He didn't respond, so I bawled and crawled from the bedroom into the yard and over to the car. I managed enough strength to pull myself and sidekick chest mud and grass stains up into the driver's seat. I turned the ignition key. The engine started, dadgummit. I aimed the wheels due north for Chattanooga.
A giant hand descended from a fluffy cloud over the highway, grabbed my vehicle's roof between a gargantuan index finger and exemplary opposible thumb. With a lightning fast twist of that wrist, the car spun around, now pointed south. The hand gave my trusty coupe a powerful nudge, so I drove towards Atlanta and the Plaza Theatre, host to the "Robot Monster" debacle. I was going to watch the motion picture after all.

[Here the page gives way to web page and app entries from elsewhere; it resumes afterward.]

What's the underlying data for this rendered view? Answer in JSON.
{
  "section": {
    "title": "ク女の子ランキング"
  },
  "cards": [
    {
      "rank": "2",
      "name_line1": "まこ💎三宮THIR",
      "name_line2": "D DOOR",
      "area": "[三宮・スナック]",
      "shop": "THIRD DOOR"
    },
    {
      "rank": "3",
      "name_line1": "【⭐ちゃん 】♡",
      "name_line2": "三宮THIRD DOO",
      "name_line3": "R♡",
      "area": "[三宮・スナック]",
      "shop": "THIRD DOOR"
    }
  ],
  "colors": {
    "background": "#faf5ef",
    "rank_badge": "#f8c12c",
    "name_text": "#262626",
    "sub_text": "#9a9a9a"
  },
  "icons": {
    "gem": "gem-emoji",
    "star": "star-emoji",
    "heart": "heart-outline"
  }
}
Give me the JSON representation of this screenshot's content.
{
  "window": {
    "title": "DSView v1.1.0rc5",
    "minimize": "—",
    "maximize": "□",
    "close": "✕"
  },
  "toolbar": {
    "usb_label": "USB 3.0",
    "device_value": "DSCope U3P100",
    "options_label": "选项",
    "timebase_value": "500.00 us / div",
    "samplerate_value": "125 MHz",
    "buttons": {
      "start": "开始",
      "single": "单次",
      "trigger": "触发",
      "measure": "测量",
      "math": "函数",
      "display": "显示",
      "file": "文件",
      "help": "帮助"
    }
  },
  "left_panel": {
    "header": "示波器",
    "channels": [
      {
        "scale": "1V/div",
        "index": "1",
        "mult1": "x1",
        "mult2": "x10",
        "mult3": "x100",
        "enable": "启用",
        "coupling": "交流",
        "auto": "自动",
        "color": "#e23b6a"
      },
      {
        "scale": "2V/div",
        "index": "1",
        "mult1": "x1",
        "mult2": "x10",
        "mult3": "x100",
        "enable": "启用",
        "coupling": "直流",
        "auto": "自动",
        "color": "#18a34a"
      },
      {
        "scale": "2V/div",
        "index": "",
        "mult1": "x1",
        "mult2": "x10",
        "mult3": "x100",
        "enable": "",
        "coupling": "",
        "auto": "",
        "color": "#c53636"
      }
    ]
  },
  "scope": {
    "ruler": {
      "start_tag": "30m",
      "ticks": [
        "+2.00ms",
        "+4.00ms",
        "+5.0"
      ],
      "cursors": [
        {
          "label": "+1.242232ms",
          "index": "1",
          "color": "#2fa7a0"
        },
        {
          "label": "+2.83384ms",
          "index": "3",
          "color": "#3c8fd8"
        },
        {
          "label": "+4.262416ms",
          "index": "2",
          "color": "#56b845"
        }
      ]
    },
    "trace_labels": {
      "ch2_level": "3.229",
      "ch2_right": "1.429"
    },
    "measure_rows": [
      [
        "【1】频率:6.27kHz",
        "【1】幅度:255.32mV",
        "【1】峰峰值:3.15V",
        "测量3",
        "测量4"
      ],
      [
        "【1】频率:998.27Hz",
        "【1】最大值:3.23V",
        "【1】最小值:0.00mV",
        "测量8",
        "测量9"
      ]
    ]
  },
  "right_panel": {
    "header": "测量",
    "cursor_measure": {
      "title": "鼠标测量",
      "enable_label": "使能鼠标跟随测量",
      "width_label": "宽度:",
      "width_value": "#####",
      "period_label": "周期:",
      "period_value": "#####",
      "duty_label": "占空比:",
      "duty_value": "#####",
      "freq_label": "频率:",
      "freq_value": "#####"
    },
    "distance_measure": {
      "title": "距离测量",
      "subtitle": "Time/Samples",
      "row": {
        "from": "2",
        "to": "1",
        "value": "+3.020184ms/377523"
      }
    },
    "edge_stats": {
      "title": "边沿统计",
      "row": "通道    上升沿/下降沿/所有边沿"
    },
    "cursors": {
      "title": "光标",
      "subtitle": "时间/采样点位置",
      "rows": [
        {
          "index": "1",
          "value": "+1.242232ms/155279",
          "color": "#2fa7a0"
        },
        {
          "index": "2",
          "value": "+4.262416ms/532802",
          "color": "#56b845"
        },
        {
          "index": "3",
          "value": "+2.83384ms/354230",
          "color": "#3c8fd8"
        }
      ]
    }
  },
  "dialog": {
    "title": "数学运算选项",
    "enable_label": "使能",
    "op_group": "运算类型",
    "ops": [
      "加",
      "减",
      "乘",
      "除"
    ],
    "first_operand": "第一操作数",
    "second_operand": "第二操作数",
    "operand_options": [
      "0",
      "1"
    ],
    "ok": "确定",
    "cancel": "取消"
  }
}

Don't believe the hyperbole you saw in the coming attractions trailer (above).
That boast is exaggerated by two-thirds. "Robot Monster" is Underwhelming! Coma Inducing! Baffling!
The exposition descends into less plausibility as it goes along. The epic is set in a desert with nowhere to deep dive, excepting the soapy reservoir of the villain's evil Billion Bubble Machine. The plot is a shambles. Continuity changes inexplicably, and in the middle of this end-of-the-world tale, stock footage of predatory lizards impersonating dinosaurs pop into sight with no reasoning or table manners.
I fingered the shutter button on my camera -- and, unscrewing the bulb, an aisle light socket.
Hmmm. Maybe this flick is electrifying.
Either me or the snapshots got fuzzy. You smell smoldering hair?
The film is known as "Robot Monster," "Monster From Mars," "Monsters From the Moon," and a stultifying, soul-sapping heap.
Over the course of a misspent life, I have had the prickly heat of seeing "Robot Monster" in 3-D, in 2-D, and in this newly-revealed process the Plaza calls "Super HypnoPrismaScope!" Additionally, all showings of the flick were presented in the miracle of 37-Z.
The handsome cardboard-mounted "Magic Glasses" lenses issued to the audience added a dash of rainbow colors to the black-and-white 2-D print projected onto the screen. Multiple identical images dazzled, blurred, and swirled around my migraine.
The effect suggested the point-of-view visions of a housefly. I prayed to flit into an oncoming windshield.
By the end of the millennium (this cinematic sucker is A LONG 66 minutes!), the Robot Monster has fallen smitten to the charms of the 1-D, overacting Earth sweet thang. He babenaps her across an apocalyptic wasteland, grasping the helpless lass in his arm shags. She's hot for creature.
Eventually, the movie concluded. I located my pulse. It was already in the car with the air conditioner on.
In fairness, perhaps there had been a misprint. Maybe the preview trailer was meant to read:
If I ever see "Robot Monster" again, it won't be in 2-D. It won't be in 3-D. It won't be in TV. It will be in Pepto-Bismol.